  2. great advice for people who need to write more snail mail!
    I’m a keen letter writer. It helps that I love stationary….. My snail mail box is my house! Stationary everywhere. Have you done a confetti letter before? Great way to use scraps of paper or card 🙂

    1. Thanks for the comment! I am glad to have found a fellow letter writer. I am obsessive about paper products as well! I’ve never done a confetti letter before? What is it? It sounds intriguing so I’m off to go google it and learn more. Thanks!

      1. A confetti letter is writing lots of little messages on different pieces of paper. It’s great fun. I particularly like it when I am not in the mood to write a formal letter.

        I do little doodles on them as well.

        If you would like I could send you one in the post. Do you do Postcrossing?

        1. Very fun! I will try sending some confetti mail in the future. I see that you are in the U.K., so I do not want to obligate you to spend the postage to send me one. I have not used Postcrossing before, but it’s a really neat concept!

  3. Lovely post! I have a box all set up for mine, with my stationery, pens, washi tape, and all letters nice and ordered so I know who I’ve replied to! I do love sending and receiving snail mail

    1. Thanks Jocelyn! My shoebox could use a little more organization, but at least I have all the supplies in one place.

  4. Great advice and list! I love sending snail mail and recieving it, it always makes my day. Your advice about address labels reminded me that I have some blank labels in my desk drawer as we speak! I have been writing out my crazy long address for no reason! Great tips and love the pics…you always have the cutest cards and paper!

    1. Well hurry up and print some cute address labels! I’ll be looking for them on my next letter from you. Thanks for the very creative birthday card!

  5. This is awesome! Plus, it’s so true. The #1 reason I forget to reply is because I procrastinate gathering the materials. I can’t wait to put my snail mail box together. 🙂

    1. Yay! I promise, it won’t take up much space but it will inspire you to respond to letters and to just send a quick note to someone out of the blue when you have a few free minutes.

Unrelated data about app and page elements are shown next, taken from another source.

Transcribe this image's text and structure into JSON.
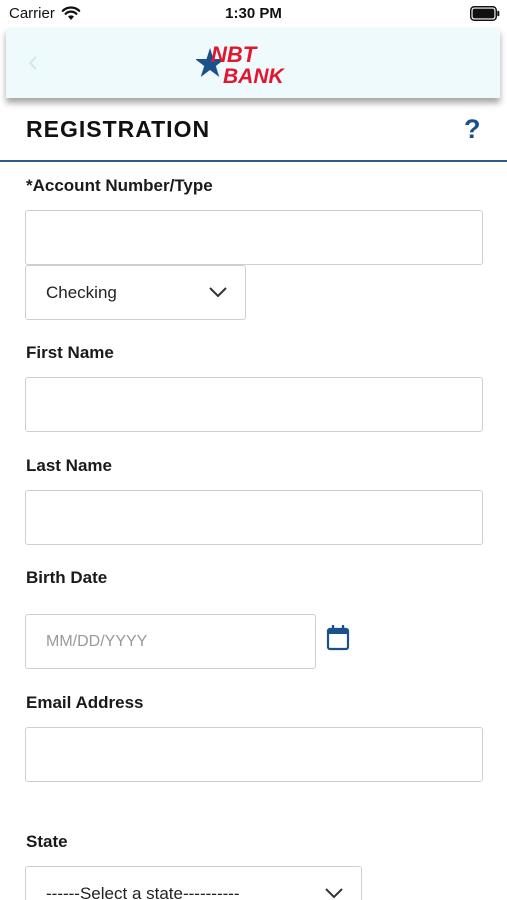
{
  "status_bar": {
    "carrier": "Carrier",
    "time": "1:30 PM"
  },
  "header": {
    "logo_top": "NBT",
    "logo_bottom": "BANK",
    "brand_color": "#e2162e",
    "accent_color": "#1b5189"
  },
  "page": {
    "title": "REGISTRATION",
    "help": "?"
  },
  "form": {
    "account": {
      "label": "*Account Number/Type",
      "value": "",
      "type_value": "Checking"
    },
    "first_name": {
      "label": "First Name",
      "value": ""
    },
    "last_name": {
      "label": "Last Name",
      "value": ""
    },
    "birth_date": {
      "label": "Birth Date",
      "placeholder": "MM/DD/YYYY"
    },
    "email": {
      "label": "Email Address",
      "value": ""
    },
    "state": {
      "label": "State",
      "value": "------Select a state----------"
    }
  }
}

Comments are closed.

{"email":"Email address invalid","url":"Website address invalid","required":"Required field missing"}